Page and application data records
------------------------------

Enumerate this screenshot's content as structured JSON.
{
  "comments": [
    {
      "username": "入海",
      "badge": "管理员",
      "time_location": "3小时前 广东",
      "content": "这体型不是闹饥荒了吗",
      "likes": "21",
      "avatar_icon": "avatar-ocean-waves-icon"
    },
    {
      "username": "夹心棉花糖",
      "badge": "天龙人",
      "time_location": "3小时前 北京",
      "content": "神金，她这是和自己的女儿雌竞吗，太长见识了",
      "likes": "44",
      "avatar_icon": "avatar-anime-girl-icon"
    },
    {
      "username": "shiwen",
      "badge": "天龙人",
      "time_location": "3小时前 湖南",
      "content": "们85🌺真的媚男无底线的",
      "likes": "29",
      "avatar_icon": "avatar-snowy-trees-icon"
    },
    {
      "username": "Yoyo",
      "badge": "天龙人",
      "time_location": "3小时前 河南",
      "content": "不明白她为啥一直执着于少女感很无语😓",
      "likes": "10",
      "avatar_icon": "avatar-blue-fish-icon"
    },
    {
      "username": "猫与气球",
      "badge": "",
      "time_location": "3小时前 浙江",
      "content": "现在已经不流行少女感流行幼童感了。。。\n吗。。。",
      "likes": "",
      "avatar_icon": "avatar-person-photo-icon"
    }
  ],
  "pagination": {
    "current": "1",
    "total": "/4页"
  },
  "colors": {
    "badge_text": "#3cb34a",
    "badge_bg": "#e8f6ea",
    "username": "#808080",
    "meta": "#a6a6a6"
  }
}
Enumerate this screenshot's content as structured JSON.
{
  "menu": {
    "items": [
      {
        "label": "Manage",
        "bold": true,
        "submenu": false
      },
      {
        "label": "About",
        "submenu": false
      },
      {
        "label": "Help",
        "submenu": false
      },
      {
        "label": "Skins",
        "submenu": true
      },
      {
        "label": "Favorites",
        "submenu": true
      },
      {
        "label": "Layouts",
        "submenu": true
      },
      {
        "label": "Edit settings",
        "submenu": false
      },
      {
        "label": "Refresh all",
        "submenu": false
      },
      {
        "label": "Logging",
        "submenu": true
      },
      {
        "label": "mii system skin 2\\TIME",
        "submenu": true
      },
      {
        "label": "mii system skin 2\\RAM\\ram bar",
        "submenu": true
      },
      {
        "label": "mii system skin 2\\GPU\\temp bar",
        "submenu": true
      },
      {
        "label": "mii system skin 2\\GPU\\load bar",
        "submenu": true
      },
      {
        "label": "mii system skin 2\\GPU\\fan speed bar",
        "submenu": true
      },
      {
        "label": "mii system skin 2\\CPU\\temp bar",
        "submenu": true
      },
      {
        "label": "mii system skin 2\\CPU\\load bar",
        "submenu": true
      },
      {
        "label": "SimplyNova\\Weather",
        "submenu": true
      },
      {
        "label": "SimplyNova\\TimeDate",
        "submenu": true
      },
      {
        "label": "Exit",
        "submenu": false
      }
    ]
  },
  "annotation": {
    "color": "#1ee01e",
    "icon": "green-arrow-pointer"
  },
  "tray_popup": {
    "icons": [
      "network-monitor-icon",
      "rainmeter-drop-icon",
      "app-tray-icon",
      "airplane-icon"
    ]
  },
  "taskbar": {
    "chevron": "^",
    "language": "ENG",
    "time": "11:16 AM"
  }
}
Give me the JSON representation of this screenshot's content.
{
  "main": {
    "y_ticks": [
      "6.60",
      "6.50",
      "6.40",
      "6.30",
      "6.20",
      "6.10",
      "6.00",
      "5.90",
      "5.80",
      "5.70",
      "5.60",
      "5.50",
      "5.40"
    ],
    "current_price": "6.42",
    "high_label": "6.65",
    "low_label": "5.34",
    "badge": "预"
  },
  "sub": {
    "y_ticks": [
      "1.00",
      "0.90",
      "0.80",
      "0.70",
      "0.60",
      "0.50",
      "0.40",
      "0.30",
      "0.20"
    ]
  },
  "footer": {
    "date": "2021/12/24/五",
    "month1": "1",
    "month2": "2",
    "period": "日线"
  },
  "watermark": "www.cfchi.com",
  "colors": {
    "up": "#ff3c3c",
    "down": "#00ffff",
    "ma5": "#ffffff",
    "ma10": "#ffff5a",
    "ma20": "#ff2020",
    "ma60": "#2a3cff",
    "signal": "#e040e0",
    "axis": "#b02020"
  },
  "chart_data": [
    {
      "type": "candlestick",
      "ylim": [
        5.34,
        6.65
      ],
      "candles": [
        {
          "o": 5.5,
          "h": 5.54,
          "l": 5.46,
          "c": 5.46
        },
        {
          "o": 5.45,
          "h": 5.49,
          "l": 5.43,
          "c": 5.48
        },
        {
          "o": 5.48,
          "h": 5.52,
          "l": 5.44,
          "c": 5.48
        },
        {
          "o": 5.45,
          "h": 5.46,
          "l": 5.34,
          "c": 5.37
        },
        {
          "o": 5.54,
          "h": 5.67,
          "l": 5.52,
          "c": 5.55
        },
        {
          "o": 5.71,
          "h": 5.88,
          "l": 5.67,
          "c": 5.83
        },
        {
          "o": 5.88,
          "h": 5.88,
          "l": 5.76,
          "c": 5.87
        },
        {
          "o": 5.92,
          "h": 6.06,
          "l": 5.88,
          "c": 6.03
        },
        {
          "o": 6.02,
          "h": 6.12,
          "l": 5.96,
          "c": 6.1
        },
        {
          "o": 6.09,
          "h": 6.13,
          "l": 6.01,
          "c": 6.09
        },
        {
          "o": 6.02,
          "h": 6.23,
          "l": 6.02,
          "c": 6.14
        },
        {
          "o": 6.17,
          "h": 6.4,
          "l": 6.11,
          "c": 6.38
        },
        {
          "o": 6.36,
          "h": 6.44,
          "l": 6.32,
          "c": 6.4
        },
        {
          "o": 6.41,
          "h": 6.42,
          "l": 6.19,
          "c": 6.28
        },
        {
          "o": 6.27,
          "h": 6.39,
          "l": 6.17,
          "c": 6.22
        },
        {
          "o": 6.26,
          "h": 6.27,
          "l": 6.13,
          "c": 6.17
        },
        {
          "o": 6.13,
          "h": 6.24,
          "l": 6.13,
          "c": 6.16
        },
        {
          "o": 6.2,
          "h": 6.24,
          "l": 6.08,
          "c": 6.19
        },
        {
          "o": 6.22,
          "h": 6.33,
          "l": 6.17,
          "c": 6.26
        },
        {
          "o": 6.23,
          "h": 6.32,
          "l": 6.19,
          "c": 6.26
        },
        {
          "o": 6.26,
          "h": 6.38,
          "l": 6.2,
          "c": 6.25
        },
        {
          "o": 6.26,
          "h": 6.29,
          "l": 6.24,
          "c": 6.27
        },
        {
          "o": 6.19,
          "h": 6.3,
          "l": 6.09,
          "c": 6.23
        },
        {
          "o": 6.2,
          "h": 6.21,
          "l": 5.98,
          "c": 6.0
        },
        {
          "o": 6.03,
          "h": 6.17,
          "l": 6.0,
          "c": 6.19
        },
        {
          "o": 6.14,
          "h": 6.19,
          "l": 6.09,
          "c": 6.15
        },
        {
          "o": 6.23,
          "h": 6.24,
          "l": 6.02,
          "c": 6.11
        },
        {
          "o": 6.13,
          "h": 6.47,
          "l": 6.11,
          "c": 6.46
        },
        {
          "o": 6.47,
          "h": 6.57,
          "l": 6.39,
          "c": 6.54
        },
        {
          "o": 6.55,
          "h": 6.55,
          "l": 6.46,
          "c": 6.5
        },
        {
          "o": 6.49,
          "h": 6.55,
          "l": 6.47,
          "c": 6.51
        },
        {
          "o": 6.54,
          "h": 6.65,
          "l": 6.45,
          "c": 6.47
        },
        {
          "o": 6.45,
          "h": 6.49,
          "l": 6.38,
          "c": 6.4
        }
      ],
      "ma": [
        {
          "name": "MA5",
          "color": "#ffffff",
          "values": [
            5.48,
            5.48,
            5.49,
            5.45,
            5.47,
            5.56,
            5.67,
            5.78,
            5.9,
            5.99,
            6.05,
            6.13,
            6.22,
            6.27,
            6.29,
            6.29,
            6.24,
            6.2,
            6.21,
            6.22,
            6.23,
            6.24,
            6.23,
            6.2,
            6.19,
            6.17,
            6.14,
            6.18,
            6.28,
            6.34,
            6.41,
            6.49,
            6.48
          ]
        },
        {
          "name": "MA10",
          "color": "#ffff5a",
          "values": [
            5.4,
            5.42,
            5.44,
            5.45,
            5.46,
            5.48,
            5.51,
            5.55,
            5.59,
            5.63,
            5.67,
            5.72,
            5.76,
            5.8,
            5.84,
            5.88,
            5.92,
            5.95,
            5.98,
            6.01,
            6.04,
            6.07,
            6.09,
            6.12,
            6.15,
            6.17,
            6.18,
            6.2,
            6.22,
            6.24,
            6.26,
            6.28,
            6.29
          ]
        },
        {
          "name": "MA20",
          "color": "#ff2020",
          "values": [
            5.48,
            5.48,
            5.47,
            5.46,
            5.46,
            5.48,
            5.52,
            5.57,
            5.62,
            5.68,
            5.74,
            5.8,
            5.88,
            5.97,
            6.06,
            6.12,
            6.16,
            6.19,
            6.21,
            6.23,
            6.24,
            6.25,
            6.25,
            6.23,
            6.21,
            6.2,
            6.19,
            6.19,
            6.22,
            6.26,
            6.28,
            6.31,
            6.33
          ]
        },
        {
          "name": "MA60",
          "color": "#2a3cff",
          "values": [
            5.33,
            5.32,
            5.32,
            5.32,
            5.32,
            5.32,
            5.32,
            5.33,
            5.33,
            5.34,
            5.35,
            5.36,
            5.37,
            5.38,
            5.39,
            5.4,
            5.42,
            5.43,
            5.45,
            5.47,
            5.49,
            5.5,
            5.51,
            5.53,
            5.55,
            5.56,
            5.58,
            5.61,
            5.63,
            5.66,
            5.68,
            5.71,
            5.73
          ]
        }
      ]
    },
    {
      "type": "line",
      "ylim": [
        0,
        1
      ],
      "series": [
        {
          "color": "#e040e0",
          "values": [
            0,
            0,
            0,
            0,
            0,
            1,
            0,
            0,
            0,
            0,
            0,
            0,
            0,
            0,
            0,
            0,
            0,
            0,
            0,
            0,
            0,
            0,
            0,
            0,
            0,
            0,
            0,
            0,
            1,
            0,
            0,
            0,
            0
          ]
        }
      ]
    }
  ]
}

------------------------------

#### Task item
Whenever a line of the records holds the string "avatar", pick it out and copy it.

#### Response area
      "avatar_icon": "avatar-ocean-waves-icon"
      "avatar_icon": "avatar-anime-girl-icon"
      "avatar_icon": "avatar-snowy-trees-icon"
      "avatar_icon": "avatar-blue-fish-icon"
      "avatar_icon": "avatar-person-photo-icon"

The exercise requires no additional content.